Authors: Katherine Hayes*, University of Colorado, Brian Buma, University of Colorado Denver
Topics: Biogeography, Global Change, Polar Regions
Keywords: boreal, fire, plant community
Session Type: Virtual Paper
Start / End Time: 9:35 AM / 10:50 AM
Room: Virtual 32
Presentation File: No File Uploaded

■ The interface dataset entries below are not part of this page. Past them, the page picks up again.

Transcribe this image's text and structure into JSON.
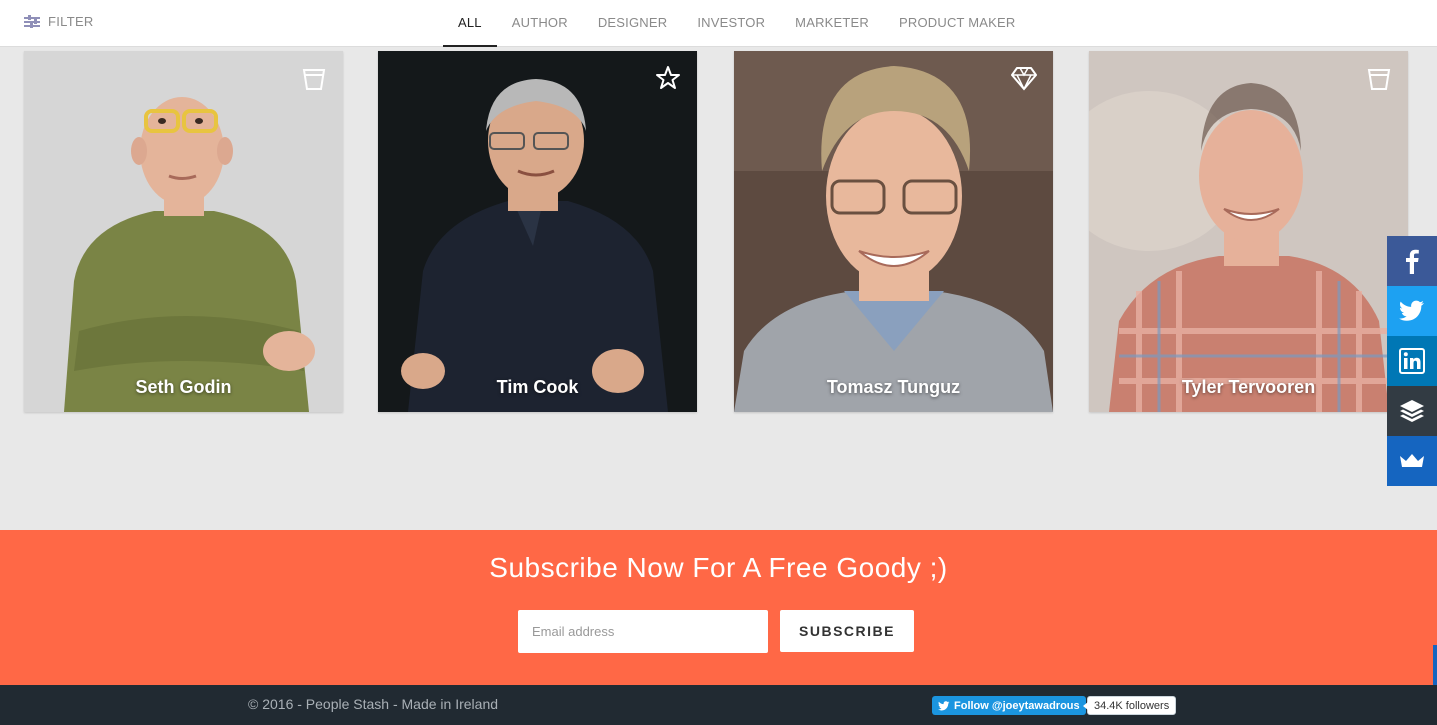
{
  "topbar": {
    "filter_label": "FILTER",
    "tabs": [
      "ALL",
      "AUTHOR",
      "DESIGNER",
      "INVESTOR",
      "MARKETER",
      "PRODUCT MAKER"
    ],
    "active_tab": "ALL"
  },
  "people": [
    {
      "name": "Seth Godin",
      "badge": "cup-icon",
      "bg": "#d6d6d6",
      "shirt": "#7a8445",
      "skin": "#e4b49a",
      "hair": "none"
    },
    {
      "name": "Tim Cook",
      "badge": "star-icon",
      "bg": "#14181a",
      "shirt": "#1d2330",
      "skin": "#d9a88a",
      "hair": "#b8b8b8"
    },
    {
      "name": "Tomasz Tunguz",
      "badge": "diamond-icon",
      "bg": "#5d4a40",
      "shirt": "#8aa0be",
      "skin": "#e8b89c",
      "hair": "#b8a27c"
    },
    {
      "name": "Tyler Tervooren",
      "badge": "cup-icon",
      "bg": "#cfc6c0",
      "shirt": "#c98070",
      "skin": "#e6b19a",
      "hair": "#5a4538"
    }
  ],
  "social": [
    {
      "network": "facebook",
      "icon": "facebook-icon"
    },
    {
      "network": "twitter",
      "icon": "twitter-icon"
    },
    {
      "network": "linkedin",
      "icon": "linkedin-icon"
    },
    {
      "network": "buffer",
      "icon": "buffer-icon"
    },
    {
      "network": "sumome",
      "icon": "sumome-icon"
    }
  ],
  "subscribe": {
    "heading": "Subscribe Now For A Free Goody ;)",
    "email_placeholder": "Email address",
    "button_label": "SUBSCRIBE"
  },
  "footer": {
    "copyright": "© 2016 - People Stash - Made in Ireland",
    "follow_label": "Follow @joeytawadrous",
    "followers": "34.4K followers"
  },
  "colors": {
    "accent": "#ff6846",
    "footer": "#212a32",
    "page_bg": "#e8e8e8"
  }
}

Fire is a major driver of forest structure, composition and age in boreal landscapes across spatial and temporal scales. Repeat short-interval fires in Interior Alaska (occurring within 50 years or less) are a departure from historic norms of fire intervals and drive ecological transitions from conifer-dominated to deciduous-dominated forests. However, uncertainty remains regarding how short-interval reburning alters boreal forest communities beyond the effects on tree regeneration. Specifically, the effects of repeat short-interval fires on understory plant communities and functional trait regeneration remain unknown. Here, we investigate how multiple short-interval fires alter community structure and functional trait assemblages in two sites of regenerating stands in boreal Interior Alaska. Each site contains a mosaic of burn perimeters from fires burning once, twice or three times in short-intervals (>30 years). We report initial results of understory community composition, overall species richness and differences in regeneration traits, and examine the role of local site conditions in mediating the impact of repeat reburning on regenerating plant communities. This work informs our ability to predict and manage impacts of repeat burning in boreal Interior Alaska forests and expands on our understanding of disturbance-driven ecological change in high-latitude boreal environments.